August 18, 2005
Maia Szalavitz
What about opioids?

First, COX-2 drugs like Vioxx and Celebrex were linked with an increased risk for heart attack and stroke. Then, research expanded that risk (albeit to a smaller degree) to the overall class of drugs to which they belong -- NSAID’s (non-steroidal anti-inflammatory drugs), with the exception of aspirin. NSAID’s also include Advil (ibruprofen) and Aleve (naproxen). And now, the last hold-out, Tylenol (acetominephen) has been linked with kidney problems and with a significantly increased risk for high blood pressure in women in an analysis of the Nurses’ Health Study.

The risk is especially high for younger women who take it regularly: for these women, it doubled, and that’s the level of risk at which experts say that observational studies should give us cause for serious concern. The study also found an increased risk for high blood pressure amongst users of NSAIDS (except aspirin), though that risk was smaller.

While the study does rely on self reports of both drug doses and of blood pressure readings — the subjects are nurses who presumably know how to record such measures.

The question is, what are the 10-20 million Americans who suffer chronic pain to do?

The only non-narcotic painkiller left, aspirin, remains an option. However, long-term use of painkilling doses can lead to potentially fatal gastrointestinal bleeding. Some 16,000 people die each year from bleeding related to aspirin and other NSAIDs.

All of this leaves chronic pain patients with just one safe and effective option: opioid pain medication. Except that doctors have become far more cautious about prescribing opioids due to increased pressure from law enforcement.

Unfortunately, the National Institute on Drug Abuse has recently gotten into the anti-opioid act, with director Nora Volkow claiming that medical education misleads doctors into believing that there is little risk of addiction when prescribing chronic opioids for pain because it teaches that there’s little risk for acute pain treatment.

In an interview with Psychiatric Times (7/05), Volkow said that "5-7%" of chronic pain patients given opioids become addicts.

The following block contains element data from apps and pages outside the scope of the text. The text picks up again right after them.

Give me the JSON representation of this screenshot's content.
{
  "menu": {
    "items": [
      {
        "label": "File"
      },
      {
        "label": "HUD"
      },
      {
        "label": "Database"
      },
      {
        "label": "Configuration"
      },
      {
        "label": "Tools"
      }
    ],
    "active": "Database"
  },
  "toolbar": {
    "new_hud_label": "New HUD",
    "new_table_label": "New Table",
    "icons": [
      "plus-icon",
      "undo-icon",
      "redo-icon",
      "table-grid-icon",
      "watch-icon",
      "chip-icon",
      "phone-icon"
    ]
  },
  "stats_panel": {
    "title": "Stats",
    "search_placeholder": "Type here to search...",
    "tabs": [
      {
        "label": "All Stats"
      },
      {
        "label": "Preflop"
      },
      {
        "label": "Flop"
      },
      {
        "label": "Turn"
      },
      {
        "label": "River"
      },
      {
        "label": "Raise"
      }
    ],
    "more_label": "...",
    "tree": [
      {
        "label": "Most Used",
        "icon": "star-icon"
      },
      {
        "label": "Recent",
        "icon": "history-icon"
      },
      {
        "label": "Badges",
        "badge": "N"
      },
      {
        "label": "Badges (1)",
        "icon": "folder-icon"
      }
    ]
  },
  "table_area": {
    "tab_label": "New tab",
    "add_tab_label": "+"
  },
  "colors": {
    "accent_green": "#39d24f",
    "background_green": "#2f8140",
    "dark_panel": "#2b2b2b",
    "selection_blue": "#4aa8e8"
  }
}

That means, of course, that over 93% do not, which many would see as a low risk. But other studies have found the risk to be lower than that claimed by Volkow. The risk for people without a prior history of drug problems, for example, has been found to be less than 1%. Furthermore, the risk of accidental addiction declines with age, which, given that many pain patients are middle aged or older, is an important consideration in considering any potential risk for accidental addiction. None of that, however, is mentioned in the Psychiatric Times piece.

Nor is it mentioned that 50% of dying patients in the U.S. are still under-treated for pain, according to research reviewed by the World Health Organization’s Health Evidence Network.

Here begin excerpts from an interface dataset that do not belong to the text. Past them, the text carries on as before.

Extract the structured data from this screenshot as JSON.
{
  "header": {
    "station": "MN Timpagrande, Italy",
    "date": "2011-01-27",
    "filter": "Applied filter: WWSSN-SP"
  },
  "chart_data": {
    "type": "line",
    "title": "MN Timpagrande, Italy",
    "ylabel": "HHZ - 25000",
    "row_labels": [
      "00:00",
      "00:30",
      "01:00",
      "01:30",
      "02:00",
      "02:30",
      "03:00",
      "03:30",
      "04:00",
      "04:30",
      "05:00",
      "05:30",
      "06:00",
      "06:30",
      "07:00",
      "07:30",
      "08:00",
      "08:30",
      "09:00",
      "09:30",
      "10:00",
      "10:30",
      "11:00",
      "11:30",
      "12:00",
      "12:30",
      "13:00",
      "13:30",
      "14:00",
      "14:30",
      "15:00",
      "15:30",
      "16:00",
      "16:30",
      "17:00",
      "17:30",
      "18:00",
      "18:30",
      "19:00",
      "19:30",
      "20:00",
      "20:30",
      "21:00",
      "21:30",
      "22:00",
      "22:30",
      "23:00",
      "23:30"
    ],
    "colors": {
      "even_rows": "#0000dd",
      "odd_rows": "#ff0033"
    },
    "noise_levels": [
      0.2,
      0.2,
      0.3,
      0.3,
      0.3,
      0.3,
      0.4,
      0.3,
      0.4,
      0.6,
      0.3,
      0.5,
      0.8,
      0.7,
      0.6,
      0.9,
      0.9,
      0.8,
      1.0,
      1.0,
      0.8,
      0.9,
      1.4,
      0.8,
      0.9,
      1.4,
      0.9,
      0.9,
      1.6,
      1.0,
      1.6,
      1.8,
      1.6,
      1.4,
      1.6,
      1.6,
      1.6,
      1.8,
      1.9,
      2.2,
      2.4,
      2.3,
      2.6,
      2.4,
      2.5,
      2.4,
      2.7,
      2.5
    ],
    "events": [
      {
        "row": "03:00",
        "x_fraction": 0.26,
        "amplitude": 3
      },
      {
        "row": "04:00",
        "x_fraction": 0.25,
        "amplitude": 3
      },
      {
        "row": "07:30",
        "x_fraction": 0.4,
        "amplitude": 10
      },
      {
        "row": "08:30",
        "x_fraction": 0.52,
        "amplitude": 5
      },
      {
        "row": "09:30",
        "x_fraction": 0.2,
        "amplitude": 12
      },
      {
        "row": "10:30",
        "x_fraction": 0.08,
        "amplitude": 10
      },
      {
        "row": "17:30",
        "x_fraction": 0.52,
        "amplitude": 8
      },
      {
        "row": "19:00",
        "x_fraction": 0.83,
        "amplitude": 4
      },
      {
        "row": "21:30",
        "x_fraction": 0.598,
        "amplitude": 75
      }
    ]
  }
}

Volkow also claims that opioids are "toxic," noting the potential for overdose; but she fails to mention that over 80% of opioid overdoses are overdoses of opioids mixed with alcohol or benzodiazepines during drug abuse and also fails to note that there’s an antidote which instantly reverses overdose if given quickly enough.

The article implies that Volkow sees the development of new, non-opioid medications as the only answer to the problem. But look what’s happened to those drugs — they aren’t as strong and can kill you if taken as directed. The only recently approved non-narcotic, non-NSAID drug, Prialt, made from the venom of a poisonous snail, can cause psychotic symptoms and must be injected into the spine.

As we’ve mentioned before, the only risks associated with opioids used as directed in a steady dose are constipation and physical dependence. Addiction doesn’t just "happen" to you—this "risk" requires a conscious choice to take more of the drug, more frequently than prescribed as a way to alter your emotional state on a regular basis.

But stroke, heart attack, gastrointestinal bleeding and high blood pressure are, for some people, the unavoidable pharmacological consequences of taking non-narcotic pain killers. Which leaves us wondering: why are the risks a patient can control so much worse than those which are inevitable? Why can’t patients be allowed to make an informed choice, as they do with other medical treatments?